Work request: The task calls for each record to be given again unchanged, minus any pictures.

Items from an interface collection:
◆ ◆ ◆
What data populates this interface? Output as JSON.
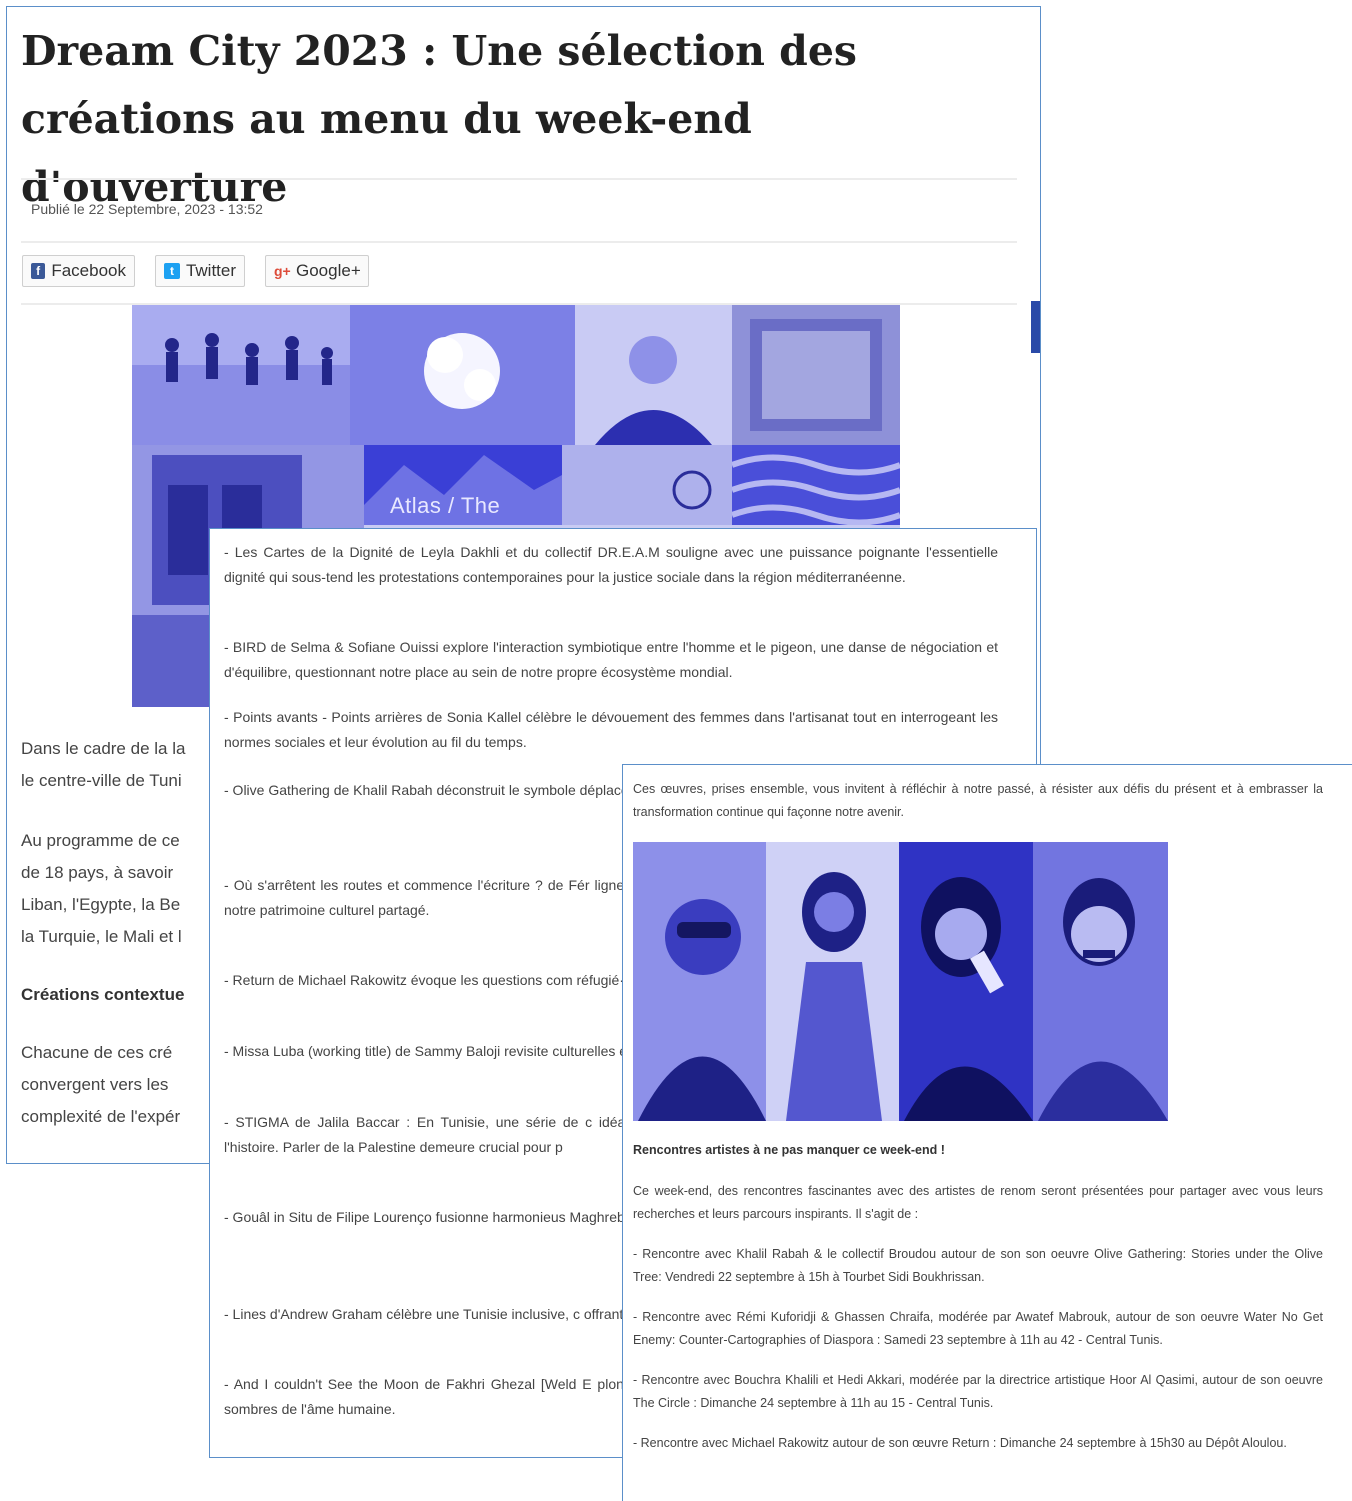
{
  "article": {
    "title": "Dream City 2023 : Une sélection des créations au menu du week-end d'ouverture",
    "published": "Publié le 22 Septembre, 2023 - 13:52",
    "share": {
      "facebook": "Facebook",
      "twitter": "Twitter",
      "google": "Google+"
    },
    "collage_caption": "Atlas / The",
    "partial_lines": [
      "Dans le cadre de la la",
      "le centre-ville de Tuni",
      "Au programme de ce",
      "de 18 pays, à savoir",
      "Liban, l'Egypte, la Be",
      "la Turquie, le Mali et l",
      "Créations contextue",
      "Chacune de ces cré",
      "convergent vers les",
      "complexité de l'expér"
    ]
  },
  "works": [
    "- Les Cartes de la Dignité de Leyla Dakhli et du collectif DR.E.A.M souligne avec une puissance poignante l'essentielle dignité qui sous-tend les protestations contemporaines pour la justice sociale dans la région méditerranéenne.",
    "- BIRD de Selma & Sofiane Ouissi explore l'interaction symbiotique entre l'homme et le pigeon, une danse de négociation et d'équilibre, questionnant notre place au sein de notre propre écosystème mondial.",
    "- Points avants - Points arrières de Sonia Kallel célèbre le dévouement des femmes dans l'artisanat tout en interrogeant les normes sociales et leur évolution au fil du temps.",
    "- Olive Gathering de Khalil Rabah déconstruit le symbole déplacement, tout en remettant en question notre perc millénaire.",
    "- Où s'arrêtent les routes et commence l'écriture ? de Fér lignes géographiques et linguistiques, symbolisant la t explorant notre patrimoine culturel partagé.",
    "- Return de Michael Rakowitz évoque les questions com réfugié·es, nous rappelant que chaque aspect de notre m",
    "- Missa Luba (working title) de Sammy Baloji revisite culturelles en Afrique, enrichissant notre compréhension c",
    "- STIGMA de Jalila Baccar : En Tunisie, une série de c idéaux et causes essentielles. Toutefois, Jalila Baccar rap de l'histoire. Parler de la Palestine demeure crucial pour p",
    "- Gouâl in Situ de Filipe Lourenço fusionne harmonieus Maghreb, célébrant la diversité corporelle et culturelle, significations.",
    "- Lines d'Andrew Graham célèbre une Tunisie inclusive, c offrant une vision inspirante de la solidarité et de l'apparte",
    "- And I couldn't See the Moon de Fakhri Ghezal [Weld E plongeant dans la mémoire de l'isolement carcéral et des plus sombres de l'âme humaine."
  ],
  "meetings": {
    "intro": "Ces œuvres, prises ensemble, vous invitent à réfléchir à notre passé, à résister aux défis du présent et à embrasser la transformation continue qui façonne notre avenir.",
    "heading": "Rencontres artistes à ne pas manquer ce week-end !",
    "lead": "Ce week-end, des rencontres fascinantes avec des artistes de renom seront présentées pour partager avec vous leurs recherches et leurs parcours inspirants. Il s'agit de :",
    "items": [
      "- Rencontre avec Khalil Rabah & le collectif Broudou autour de son son oeuvre Olive Gathering: Stories under the Olive Tree: Vendredi 22 septembre à 15h à Tourbet Sidi Boukhrissan.",
      "- Rencontre avec Rémi Kuforidji & Ghassen Chraifa, modérée par Awatef Mabrouk, autour de son oeuvre Water No Get Enemy: Counter-Cartographies of Diaspora : Samedi 23 septembre à 11h au 42 - Central Tunis.",
      "- Rencontre avec Bouchra Khalili et Hedi Akkari, modérée par la directrice artistique Hoor Al Qasimi, autour de son oeuvre The Circle : Dimanche 24 septembre à 11h au 15 - Central Tunis.",
      "- Rencontre avec Michael Rakowitz autour de son œuvre Return : Dimanche 24 septembre à 15h30 au Dépôt Aloulou."
    ]
  },
  "colors": {
    "panel_border": "#5b8fc9",
    "duotone_dark": "#3a3fd6",
    "duotone_light": "#c8cbf3",
    "facebook": "#3b5998",
    "twitter": "#1da1f2",
    "google": "#dd4b39"
  }
}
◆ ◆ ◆
Result of this task:
What data populates this interface? Output as JSON.
{
  "article": {
    "title": "Dream City 2023 : Une sélection des créations au menu du week-end d'ouverture",
    "published": "Publié le 22 Septembre, 2023 - 13:52",
    "share": {
      "facebook": "Facebook",
      "twitter": "Twitter",
      "google": "Google+"
    },
    "collage_caption": "Atlas / The",
    "partial_lines": [
      "Dans le cadre de la la",
      "le centre-ville de Tuni",
      "Au programme de ce",
      "de 18 pays, à savoir",
      "Liban, l'Egypte, la Be",
      "la Turquie, le Mali et l",
      "Créations contextue",
      "Chacune de ces cré",
      "convergent vers les",
      "complexité de l'expér"
    ]
  },
  "works": [
    "- Les Cartes de la Dignité de Leyla Dakhli et du collectif DR.E.A.M souligne avec une puissance poignante l'essentielle dignité qui sous-tend les protestations contemporaines pour la justice sociale dans la région méditerranéenne.",
    "- BIRD de Selma & Sofiane Ouissi explore l'interaction symbiotique entre l'homme et le pigeon, une danse de négociation et d'équilibre, questionnant notre place au sein de notre propre écosystème mondial.",
    "- Points avants - Points arrières de Sonia Kallel célèbre le dévouement des femmes dans l'artisanat tout en interrogeant les normes sociales et leur évolution au fil du temps.",
    "- Olive Gathering de Khalil Rabah déconstruit le symbole déplacement, tout en remettant en question notre perc millénaire.",
    "- Où s'arrêtent les routes et commence l'écriture ? de Fér lignes géographiques et linguistiques, symbolisant la t explorant notre patrimoine culturel partagé.",
    "- Return de Michael Rakowitz évoque les questions com réfugié·es, nous rappelant que chaque aspect de notre m",
    "- Missa Luba (working title) de Sammy Baloji revisite culturelles en Afrique, enrichissant notre compréhension c",
    "- STIGMA de Jalila Baccar : En Tunisie, une série de c idéaux et causes essentielles. Toutefois, Jalila Baccar rap de l'histoire. Parler de la Palestine demeure crucial pour p",
    "- Gouâl in Situ de Filipe Lourenço fusionne harmonieus Maghreb, célébrant la diversité corporelle et culturelle, significations.",
    "- Lines d'Andrew Graham célèbre une Tunisie inclusive, c offrant une vision inspirante de la solidarité et de l'apparte",
    "- And I couldn't See the Moon de Fakhri Ghezal [Weld E plongeant dans la mémoire de l'isolement carcéral et des plus sombres de l'âme humaine."
  ],
  "meetings": {
    "intro": "Ces œuvres, prises ensemble, vous invitent à réfléchir à notre passé, à résister aux défis du présent et à embrasser la transformation continue qui façonne notre avenir.",
    "heading": "Rencontres artistes à ne pas manquer ce week-end !",
    "lead": "Ce week-end, des rencontres fascinantes avec des artistes de renom seront présentées pour partager avec vous leurs recherches et leurs parcours inspirants. Il s'agit de :",
    "items": [
      "- Rencontre avec Khalil Rabah & le collectif Broudou autour de son son oeuvre Olive Gathering: Stories under the Olive Tree: Vendredi 22 septembre à 15h à Tourbet Sidi Boukhrissan.",
      "- Rencontre avec Rémi Kuforidji & Ghassen Chraifa, modérée par Awatef Mabrouk, autour de son oeuvre Water No Get Enemy: Counter-Cartographies of Diaspora : Samedi 23 septembre à 11h au 42 - Central Tunis.",
      "- Rencontre avec Bouchra Khalili et Hedi Akkari, modérée par la directrice artistique Hoor Al Qasimi, autour de son oeuvre The Circle : Dimanche 24 septembre à 11h au 15 - Central Tunis.",
      "- Rencontre avec Michael Rakowitz autour de son œuvre Return : Dimanche 24 septembre à 15h30 au Dépôt Aloulou."
    ]
  },
  "colors": {
    "panel_border": "#5b8fc9",
    "duotone_dark": "#3a3fd6",
    "duotone_light": "#c8cbf3",
    "facebook": "#3b5998",
    "twitter": "#1da1f2",
    "google": "#dd4b39"
  }
}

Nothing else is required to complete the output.